In 2020, a consortium of Anglicare WA, Foundation Housing and Nirrumbuk Aboriginal Corporation proposed to develop a business case for a Foyer development in Broome in the Kimberley region of Western Australia as part of the North-West Aboriginal Housing Fund. The consortium recognised that a replication of the Foyer Oxford model, or other Australian Foyer models, would not be fit for purpose in the Kimberley context. This would be the first Foyer project to respond specifically to the needs of young Aboriginal people.
As such, Innovation Unit were contracted to work alongside consortium team members to undertake a codesign process, utilising Human Centred Design methods, to explore how a Foyer model would need to be adapted if it were to create impact in this context. The process was undertaken over a 5-month period and included a range of mixed methods focusing on both service design and built form. Over the course of the project a 10 person design team of Broome and Perth based young people, service providers and design professionals facilitated the involvement of more than 100 people in co-design activities.
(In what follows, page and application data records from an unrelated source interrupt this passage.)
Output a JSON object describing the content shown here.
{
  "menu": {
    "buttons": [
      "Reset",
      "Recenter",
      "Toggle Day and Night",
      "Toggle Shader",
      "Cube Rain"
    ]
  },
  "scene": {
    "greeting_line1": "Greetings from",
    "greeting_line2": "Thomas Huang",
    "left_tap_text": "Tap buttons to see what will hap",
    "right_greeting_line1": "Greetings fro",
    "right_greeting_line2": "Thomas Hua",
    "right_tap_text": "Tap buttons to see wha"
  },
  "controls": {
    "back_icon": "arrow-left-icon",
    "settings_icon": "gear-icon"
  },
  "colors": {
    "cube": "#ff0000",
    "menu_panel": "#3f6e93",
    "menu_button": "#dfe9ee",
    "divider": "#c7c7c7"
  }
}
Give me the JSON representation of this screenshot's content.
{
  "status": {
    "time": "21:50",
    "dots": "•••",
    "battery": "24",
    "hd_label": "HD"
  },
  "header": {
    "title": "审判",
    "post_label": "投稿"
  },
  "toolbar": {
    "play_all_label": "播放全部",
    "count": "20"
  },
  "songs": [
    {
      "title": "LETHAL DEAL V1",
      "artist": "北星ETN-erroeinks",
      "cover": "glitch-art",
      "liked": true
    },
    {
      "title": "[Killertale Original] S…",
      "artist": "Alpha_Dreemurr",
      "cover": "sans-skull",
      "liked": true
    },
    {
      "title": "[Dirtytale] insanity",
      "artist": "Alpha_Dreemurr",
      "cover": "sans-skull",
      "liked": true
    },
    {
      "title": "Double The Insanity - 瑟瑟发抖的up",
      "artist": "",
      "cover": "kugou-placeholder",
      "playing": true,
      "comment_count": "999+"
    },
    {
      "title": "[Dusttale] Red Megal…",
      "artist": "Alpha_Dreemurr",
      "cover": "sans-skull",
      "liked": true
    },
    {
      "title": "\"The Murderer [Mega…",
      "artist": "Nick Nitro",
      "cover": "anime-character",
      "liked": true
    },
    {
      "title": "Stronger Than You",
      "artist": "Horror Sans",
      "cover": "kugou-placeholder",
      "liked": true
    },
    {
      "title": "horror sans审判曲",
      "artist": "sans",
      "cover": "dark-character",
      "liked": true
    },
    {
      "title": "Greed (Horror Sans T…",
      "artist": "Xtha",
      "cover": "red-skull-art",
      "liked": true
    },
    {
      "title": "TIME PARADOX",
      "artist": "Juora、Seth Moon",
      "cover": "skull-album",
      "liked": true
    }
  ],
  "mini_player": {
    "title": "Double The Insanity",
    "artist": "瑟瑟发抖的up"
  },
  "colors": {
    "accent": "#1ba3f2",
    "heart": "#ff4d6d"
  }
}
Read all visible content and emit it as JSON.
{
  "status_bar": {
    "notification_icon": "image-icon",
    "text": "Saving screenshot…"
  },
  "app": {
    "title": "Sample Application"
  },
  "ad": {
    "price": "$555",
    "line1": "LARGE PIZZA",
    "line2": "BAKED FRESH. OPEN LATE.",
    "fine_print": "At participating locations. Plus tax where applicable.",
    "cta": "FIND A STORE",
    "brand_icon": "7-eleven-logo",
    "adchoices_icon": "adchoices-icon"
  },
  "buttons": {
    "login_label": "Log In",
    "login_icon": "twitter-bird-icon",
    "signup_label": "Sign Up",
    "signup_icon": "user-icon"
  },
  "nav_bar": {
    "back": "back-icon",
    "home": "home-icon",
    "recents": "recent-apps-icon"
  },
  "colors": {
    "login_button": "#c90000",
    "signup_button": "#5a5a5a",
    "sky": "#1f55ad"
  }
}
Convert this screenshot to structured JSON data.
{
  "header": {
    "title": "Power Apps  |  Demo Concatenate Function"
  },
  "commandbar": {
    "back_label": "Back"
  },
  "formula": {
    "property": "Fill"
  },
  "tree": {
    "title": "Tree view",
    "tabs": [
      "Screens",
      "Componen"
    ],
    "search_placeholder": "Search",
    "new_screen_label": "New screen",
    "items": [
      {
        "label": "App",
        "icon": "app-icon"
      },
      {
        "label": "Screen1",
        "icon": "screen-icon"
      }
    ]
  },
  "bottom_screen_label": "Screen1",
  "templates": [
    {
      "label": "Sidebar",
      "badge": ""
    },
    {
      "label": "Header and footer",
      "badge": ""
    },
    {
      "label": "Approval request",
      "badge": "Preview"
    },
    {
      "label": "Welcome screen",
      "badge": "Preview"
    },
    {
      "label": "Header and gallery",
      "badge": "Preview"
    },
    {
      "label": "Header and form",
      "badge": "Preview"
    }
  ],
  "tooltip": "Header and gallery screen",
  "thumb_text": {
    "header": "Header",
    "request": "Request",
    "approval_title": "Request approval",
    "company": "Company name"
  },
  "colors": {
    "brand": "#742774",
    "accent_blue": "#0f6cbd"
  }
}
Reducing Poverty and Improving Child Development in WA
All children growing up in WA deserve to have the best start to life, yet thousands of children are living in poverty. Growing up in poverty has a detrimental impact on children’s health, wellbeing and development. Children’s development is constantly informed by the experiences they have and the environment around them, including the neighbourhood where they live and the systems and policies that shape their lives.
Poverty is an adverse childhood experience that compromises wellbeing and development in the present and throughout a child’s life. An understanding of the early determinants of child development is required to plan prevention strategies and interventions to better support families and improve child health and wellbeing for a healthier society, now and in the future.
The Reducing Poverty and Improving Child Development in WA report highlights the impact of poverty on child development in Western Australia and proposes policy and practice solutions by drawing on research in the field and highlighting experiences of WA parents and families. It also includes some early insights into the impact of the COVID-19 pandemic on low-income families, how the government’s economic response to COVID-19 affected them and suggests ways to support children and families in the future.
Access the full report and snapshot below.
Young Women's Voices
Anglicare WA is partnering with Anglicare affiliates across the country and researchers from Queensland University of Technology and University of South Australia to improve service delivery for girls through Young Women’s Voices, a three-year project
funded by the Australian Research Council. Young women’s contact with the justice system in Australia and internationally has shown significant increases in recent years, but the system is largely designed for young male offenders.
Young women are part of the project every step of the way, from inclusion on the steering group through to contributing to the data analysis. Their voices will help to identify strengths and weaknesses in the justice and human services systems as they experience them. The project aims to discover how the youth justice system, and human services such as child protection, mental health and education that have touchpoints with justice, could be improved to generate better outcomes for young women.